By: Taunee Besson
Q: I just got the job offer of my dreams, except for one thing. The compensation seems very low in view of the position’s responsibilities and my prior experience. I would like to ask for a better compensation package, but I’m afraid I will lose the job or start off on the wrong foot with my new employer. Should I take the offer as is or ask for what I want?
A: As a rule of thumb, it’s never a good idea to accept an offer that doesn’t excite you, unless you’ve just found an eviction notice in the mail. Settling for less usually leads to resentment and the desire for something better. Consequently, your agreeing to a compensation package out of sync with your expectations does neither you nor your boss any favors.
Aside from avoiding a lose-lose scenario, there are other reasons why going for the gold, before you say yes, is very important:
♦ At this moment, you are the number one candidate for the position. The employer wants you and no one else. Chances are, she is willing to up the ante if your request is relatively reasonable and couched with diplomacy.
♦ Future raises and benefits are typically based upon initial compensation. If you start too low, you may stay behind the curve for a long time.
♦ It will take at least a year after you’ve been hired to rebuild your perceived value to pre-employment status. It’s human nature for your manager to appreciate you more now than once you’re on board.
♦ Some companies expect a little dickering, especially if they are sales-driven. They want to see how hard you’ll push for a good deal.
♦ If you decide to negotiate, here are some tips for making the process easier:
— Research what the market is paying. It’s more comfortable to ask for a package you think is reasonable. Only “The Donalds” of the world relish demanding the outrageous.
— Start with a counter request that is 100 percent of what you want. If you ask for only 95 percent, it’s unlikely you’ll get more. Think about benefits and perks as well as salary, commission and bonuses. Sometimes it’s easier for an employer to tender an package of enhanced vacation time, computer equipment or continuing education, which improves the overall offer without increasing your taxable income.
— Also develop a couple of alternatives worth less than your plan A, but more than the company’s initial offer. If you don’t like the employer’s counter proposal, suggest your plan B or C instead.
— Listen carefully to counter offers. They may contain ideas you like just as well or better than your own.

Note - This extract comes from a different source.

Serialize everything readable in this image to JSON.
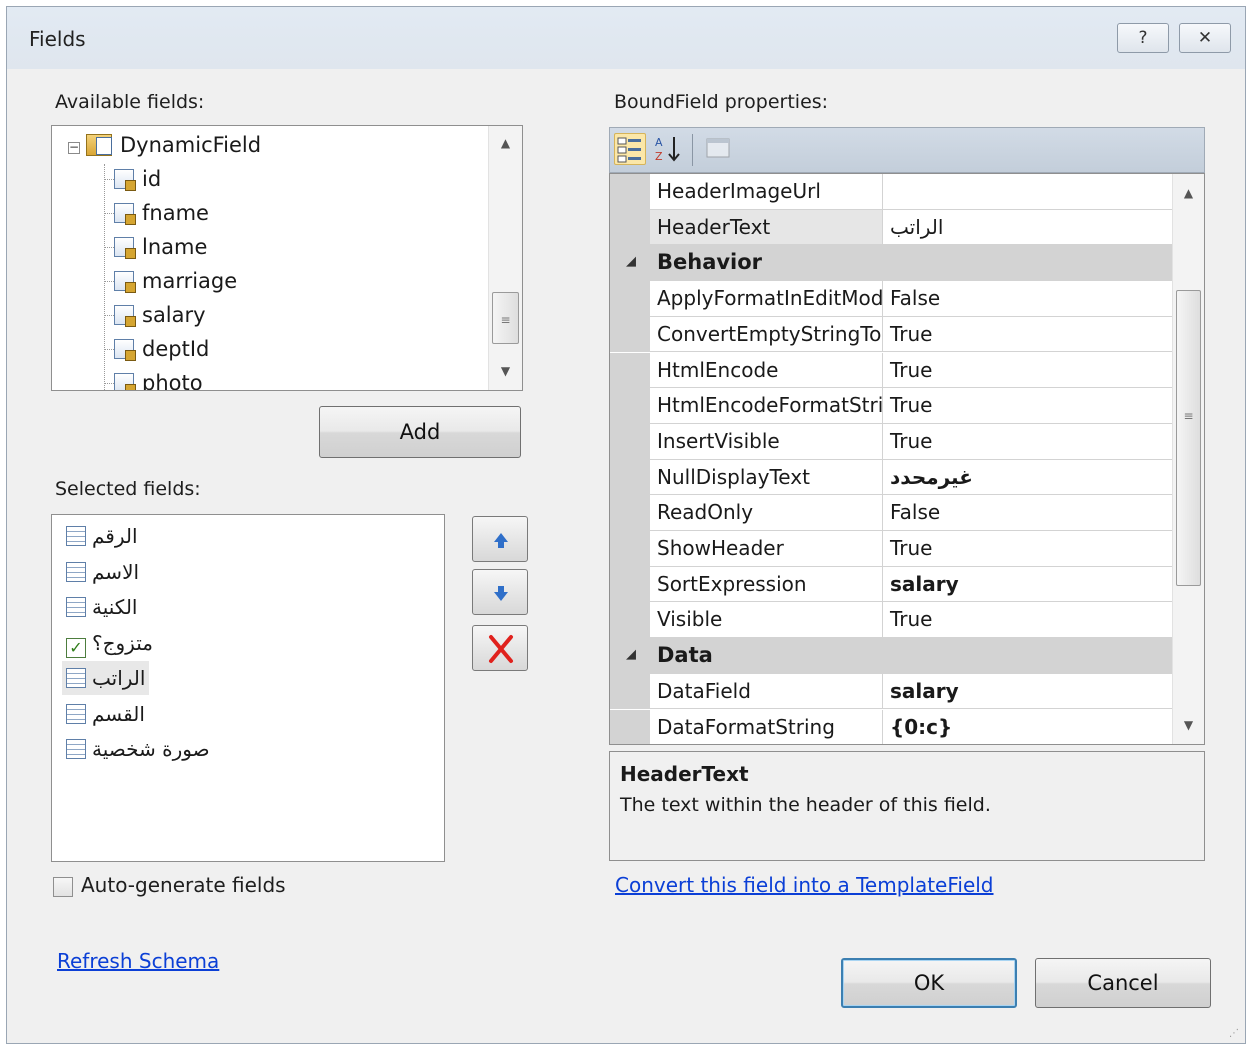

— If your negotiation proves fruitless, don’t take the position. Otherwise, the frustrating process you’ve just completed represents what’s ahead anytime you need more resources. You can count on a corporate scrooge being forever stingy.
Taunee Besson, CMF, is president of Career Dimensions, Inc., a consulting firm founded in 1979, which works with individual and corporate clients in career change; job search; executive, small business and life coaching; college major selection and talent management.
“One of the smartest minds in the career field,” according to Tony Lee (VP of CareerCast Operations at Adicio and former publisher of the Wall Street Journal’s Online Vertical Network), Besson began writing for the Dallas Times Herald in the early 80s. Having read several of her columns, Lee asked her to contribute regular articles to the Journal’s National Business Employment Weekly (NBEW) as well. Since then, she has been a triple award-winning columnist for CareerJournal.com and Senior Columnist for CareerCast.com, as well as WorkingWoman.com and Oxygen.com. At Lee’s request, Besson authored five editions of NBEW’s Premier Guide to Resumes and three of its Premier Guide to Cover Letters. She has also written articles and/or been quoted in The Wall Street Journal, The Dallas Morning News, Business Week, Time, Smart Money and Yahoo among others.
Taunee has worked on community nonprofit boards and committees for over 30 years including Girls Inc., Women’s Center of Dallas, Girl Scouts and Dallas Women’s Foundation, The Volunteers of America and Mortarboard, among others. She was a member of the Leadership Dallas in 1987 and Leadership America in 2003.
In 1994, the Dallas Chapter of the American Society for Training and Development chose her as its “Professional of the Year”. Her NBEW columns were selected for the “Ten Best Article Award” in 1990, 1994 and 1997. In 1999, Alpha Gamma Delta, a 200,000 member fraternal organization, named her as one of three “Distinguished Citizens” at its biannual international convention.Published by Conselium Executive Search, the global leader in compliance search.